To Some Women I Have Known
A memoir collaged from the prismatic and defining moments of Hansen’s life, To Some Women I Have Known is told through lyrical explorations of the women in her life who calibrated their own moral compass and defined their own beauty.
Advance Praise for To Some Women I Have Known:
“Re’Lynn Hansen’s Some Women I Have Known is deliriously immersive, but the real beauty of this work is in the juxtaposition. What yokes the memory of a friend’s dying mother, a kidnapped heiress, a syphilis-stricken aunt, the ivory-billed woodpecker, and a woman in a yellow steakhouse shirt? Birds, women, horses, and pears float interdependent in the persistent spume of this gorgeous book.” —Barrie Jean Borich
“Some Women I Have Known is poetic and essayistic, offering edges—of moments—and of genre. These pieces are lists and litanies, research and recitation, incantations and illusions, and they’re all exquisite. Here is a collection about our yearning to look back at what and who has been lost by looking at the moments of such losing. Hansen finds her reflection in the snow, in her grandmother’s eyes, in the sand, in the windows above the bar, and in the photographer’s flash—as a way to trouble her own memory. There’s a wistful distance to every line, a fade. The writing in this collection is lyrical and composed, controlled even, and I know I’ll come back to it again and again.” —Jill Talbot
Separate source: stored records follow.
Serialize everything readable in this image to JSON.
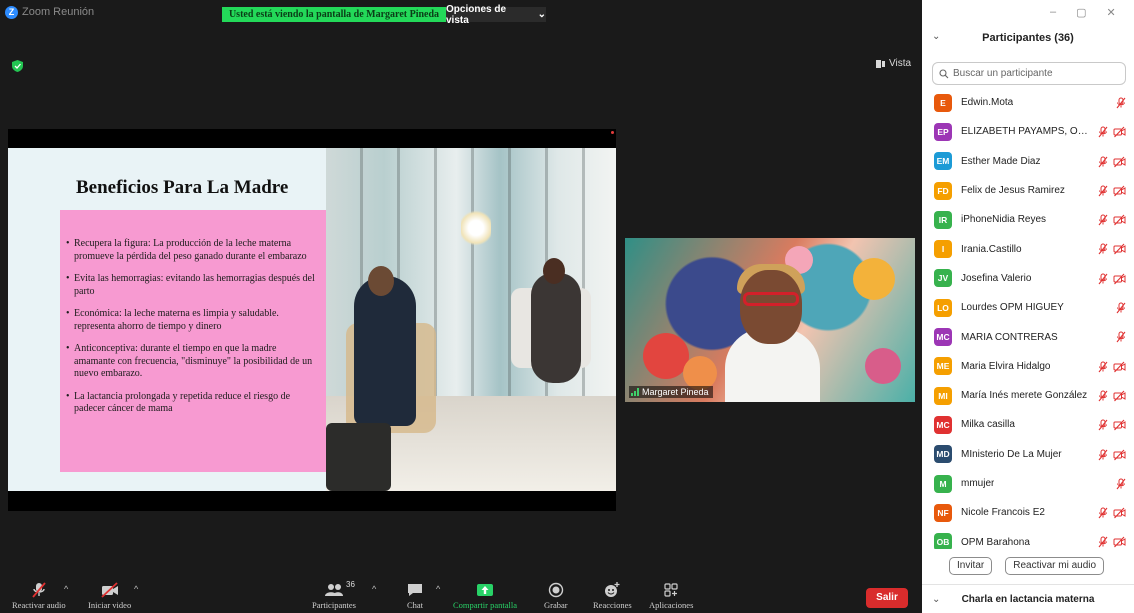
{
  "window": {
    "app_title": "Zoom Reunión",
    "logo_letter": "Z",
    "controls": {
      "minimize": "–",
      "restore": "▢",
      "close": "✕"
    }
  },
  "top_bar": {
    "share_banner": "Usted está viendo la pantalla de Margaret Pineda",
    "view_options": "Opciones de vista",
    "view_options_caret": "⌄",
    "vista_label": "Vista"
  },
  "slide": {
    "title": "Beneficios Para La Madre",
    "bullets": [
      "Recupera la figura: La producción de la leche materna promueve la pérdida del peso ganado durante el embarazo",
      "Evita las hemorragias: evitando las hemorragias después del parto",
      "Económica: la leche materna es limpia y saludable. representa ahorro de tiempo y dinero",
      "Anticonceptiva: durante el tiempo en que la madre amamante con frecuencia, \"disminuye\" la posibilidad de un nuevo embarazo.",
      "La lactancia prolongada y repetida reduce el riesgo de padecer cáncer de mama"
    ]
  },
  "speaker": {
    "name": "Margaret Pineda"
  },
  "toolbar": {
    "unmute": "Reactivar audio",
    "start_video": "Iniciar video",
    "participants": "Participantes",
    "participants_count": "36",
    "chat": "Chat",
    "share_screen": "Compartir pantalla",
    "record": "Grabar",
    "reactions": "Reacciones",
    "apps": "Aplicaciones",
    "leave": "Salir",
    "caret": "^"
  },
  "panel": {
    "collapse_icon": "⌄",
    "title": "Participantes (36)",
    "search_placeholder": "Buscar un participante",
    "participants": [
      {
        "initials": "E",
        "name": "Edwin.Mota",
        "color": "#e8590c",
        "video_off": false
      },
      {
        "initials": "EP",
        "name": "ELIZABETH PAYAMPS, OMM AL...",
        "color": "#9c36b5",
        "video_off": true
      },
      {
        "initials": "EM",
        "name": "Esther Made Diaz",
        "color": "#1c9bd6",
        "video_off": true
      },
      {
        "initials": "FD",
        "name": "Felix de Jesus Ramirez",
        "color": "#f59f00",
        "video_off": true
      },
      {
        "initials": "IR",
        "name": "iPhoneNidia Reyes",
        "color": "#37b24d",
        "video_off": true
      },
      {
        "initials": "I",
        "name": "Irania.Castillo",
        "color": "#f59f00",
        "video_off": true
      },
      {
        "initials": "JV",
        "name": "Josefina Valerio",
        "color": "#37b24d",
        "video_off": true
      },
      {
        "initials": "LO",
        "name": "Lourdes OPM HIGUEY",
        "color": "#f59f00",
        "video_off": false
      },
      {
        "initials": "MC",
        "name": "MARIA CONTRERAS",
        "color": "#9c36b5",
        "video_off": false
      },
      {
        "initials": "ME",
        "name": "Maria Elvira Hidalgo",
        "color": "#f59f00",
        "video_off": true
      },
      {
        "initials": "MI",
        "name": "María Inés merete González",
        "color": "#f59f00",
        "video_off": true
      },
      {
        "initials": "MC",
        "name": "Milka casilla",
        "color": "#e03131",
        "video_off": true
      },
      {
        "initials": "MD",
        "name": "MInisterio De La Mujer",
        "color": "#2b4c6f",
        "video_off": true
      },
      {
        "initials": "M",
        "name": "mmujer",
        "color": "#37b24d",
        "video_off": false
      },
      {
        "initials": "NF",
        "name": "Nicole Francois E2",
        "color": "#e8590c",
        "video_off": true
      },
      {
        "initials": "OB",
        "name": "OPM Barahona",
        "color": "#37b24d",
        "video_off": true
      }
    ],
    "invite": "Invitar",
    "unmute_me": "Reactivar mi audio",
    "chat_title": "Charla en lactancia materna"
  },
  "colors": {
    "accent_green": "#23d959",
    "leave_red": "#d92c2c",
    "slide_pink": "#f79ad1",
    "muted_red": "#e03131"
  }
}
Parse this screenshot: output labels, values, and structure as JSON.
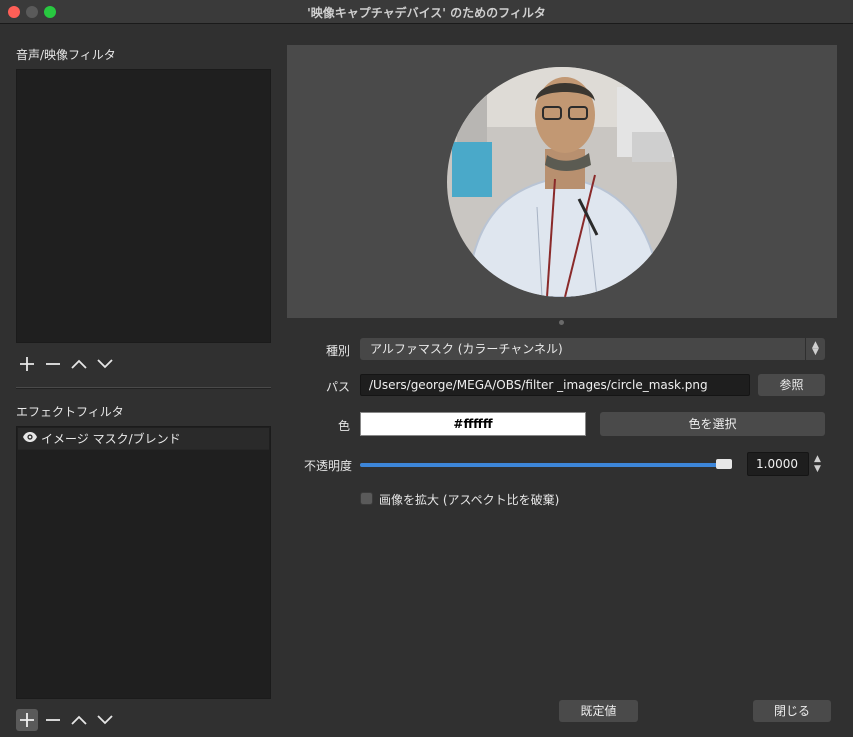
{
  "window": {
    "title": "'映像キャプチャデバイス' のためのフィルタ"
  },
  "left": {
    "audio_video_label": "音声/映像フィルタ",
    "effect_label": "エフェクトフィルタ",
    "effect_filters": [
      {
        "label": "イメージ マスク/ブレンド"
      }
    ],
    "toolbar_icons": [
      "plus-icon",
      "minus-icon",
      "up-icon",
      "down-icon"
    ]
  },
  "form": {
    "type_label": "種別",
    "type_value": "アルファマスク (カラーチャンネル)",
    "path_label": "パス",
    "path_value": "/Users/george/MEGA/OBS/filter _images/circle_mask.png",
    "browse_label": "参照",
    "color_label": "色",
    "color_value": "#ffffff",
    "select_color_label": "色を選択",
    "opacity_label": "不透明度",
    "opacity_value": "1.0000",
    "opacity_fraction": 1.0,
    "stretch_label": "画像を拡大 (アスペクト比を破棄)"
  },
  "footer": {
    "defaults_label": "既定値",
    "close_label": "閉じる"
  },
  "colors": {
    "accent": "#3d86d9",
    "background": "#303030",
    "panel": "#1f1f1f"
  }
}
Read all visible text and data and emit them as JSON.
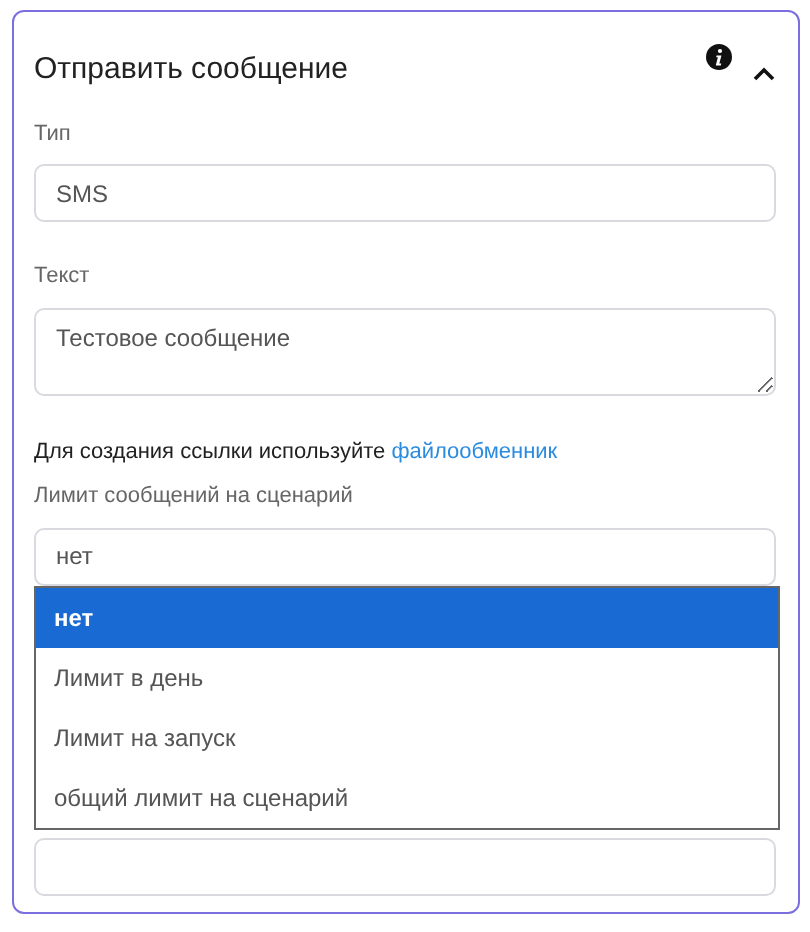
{
  "panel": {
    "title": "Отправить сообщение",
    "expanded": true
  },
  "fields": [
    {
      "label": "Тип",
      "kind": "input",
      "value": "SMS"
    },
    {
      "label": "Текст",
      "kind": "textarea",
      "value": "Тестовое сообщение"
    }
  ],
  "hint": {
    "text": "Для создания ссылки используйте ",
    "link": "файлообменник"
  },
  "limit": {
    "label": "Лимит сообщений на сценарий",
    "value": "нет",
    "options": [
      {
        "label": "нет",
        "selected": true
      },
      {
        "label": "Лимит в день",
        "selected": false
      },
      {
        "label": "Лимит на запуск",
        "selected": false
      },
      {
        "label": "общий лимит на сценарий",
        "selected": false
      }
    ]
  },
  "last_field": {
    "kind": "input"
  }
}
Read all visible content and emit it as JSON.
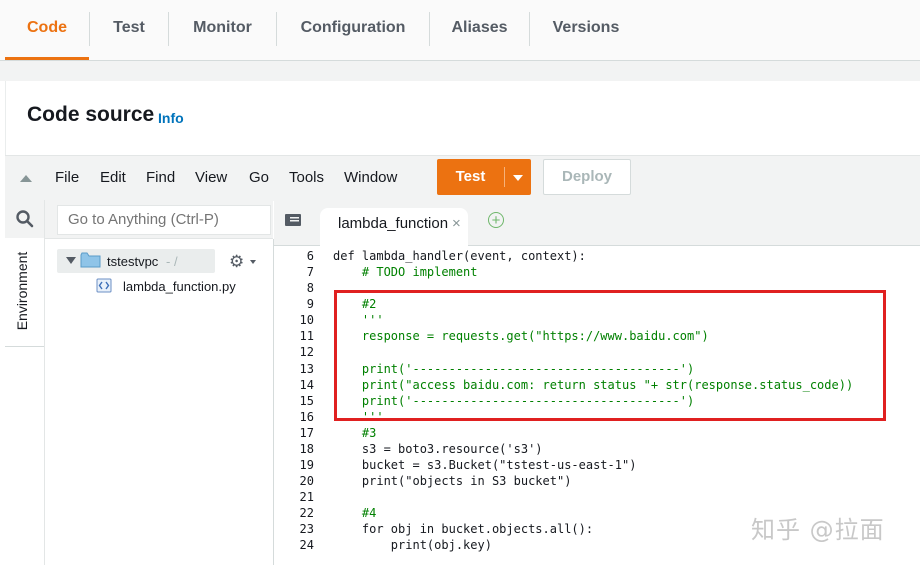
{
  "tabs": [
    {
      "label": "Code",
      "active": true
    },
    {
      "label": "Test",
      "active": false
    },
    {
      "label": "Monitor",
      "active": false
    },
    {
      "label": "Configuration",
      "active": false
    },
    {
      "label": "Aliases",
      "active": false
    },
    {
      "label": "Versions",
      "active": false
    }
  ],
  "header": {
    "title": "Code source",
    "info_link": "Info"
  },
  "menu": {
    "items": [
      "File",
      "Edit",
      "Find",
      "View",
      "Go",
      "Tools",
      "Window"
    ],
    "test_label": "Test",
    "deploy_label": "Deploy"
  },
  "sidebar": {
    "environment_label": "Environment",
    "search_placeholder": "Go to Anything (Ctrl-P)",
    "root_folder": "tstestvpc",
    "root_suffix": "- /",
    "file": "lambda_function.py"
  },
  "editor": {
    "tab_label": "lambda_function",
    "tab_close": "×",
    "add_tab": "+",
    "lines": [
      {
        "no": "6",
        "text": "def lambda_handler(event, context):"
      },
      {
        "no": "7",
        "text": "    # TODO implement"
      },
      {
        "no": "8",
        "text": ""
      },
      {
        "no": "9",
        "text": "    #2"
      },
      {
        "no": "10",
        "text": "    '''"
      },
      {
        "no": "11",
        "text": "    response = requests.get(\"https://www.baidu.com\")"
      },
      {
        "no": "12",
        "text": ""
      },
      {
        "no": "13",
        "text": "    print('-------------------------------------')"
      },
      {
        "no": "14",
        "text": "    print(\"access baidu.com: return status \"+ str(response.status_code))"
      },
      {
        "no": "15",
        "text": "    print('-------------------------------------')"
      },
      {
        "no": "16",
        "text": "    '''"
      },
      {
        "no": "17",
        "text": "    #3"
      },
      {
        "no": "18",
        "text": "    s3 = boto3.resource('s3')"
      },
      {
        "no": "19",
        "text": "    bucket = s3.Bucket(\"tstest-us-east-1\")"
      },
      {
        "no": "20",
        "text": "    print(\"objects in S3 bucket\")"
      },
      {
        "no": "21",
        "text": ""
      },
      {
        "no": "22",
        "text": "    #4"
      },
      {
        "no": "23",
        "text": "    for obj in bucket.objects.all():"
      },
      {
        "no": "24",
        "text": "        print(obj.key)"
      }
    ]
  },
  "watermark": "知乎 @拉面",
  "colors": {
    "accent": "#ec7211",
    "link": "#0073bb",
    "highlight": "#e02020"
  },
  "icons": {
    "collapse": "triangle-up-icon",
    "search": "search-icon",
    "folder": "folder-icon",
    "file": "python-file-icon",
    "gear": "gear-icon",
    "tabs": "tab-list-icon",
    "add": "plus-circle-icon"
  }
}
“Re’Lynn Hansen’s book asks not the head’s question ‘what is meaning?’ but the heart’s question ‘what has meaning?’ What is worthy of recalling (calling out to again), of remembering (putting back together what is fragmentary, dissolute) from our prospect halfway between what is and what could be. Looking back at her old selves, old friends, old family, and old lovers, Hansen sees them all ‘as we had imagined them to be’ and as citizens of a lost world. Whatever these texts are—prose poems, lyric essays, memoir—they are luminous with loss.” —Brian Clements
“We were going to get a horse. The horse would give us meaning.
Or a feeling we didn’t have sitting in lecture halls during the day or waiting on tables at night.
We would ride the horse from Illinois to Colorado and meet people along the way who would also give us meaning…”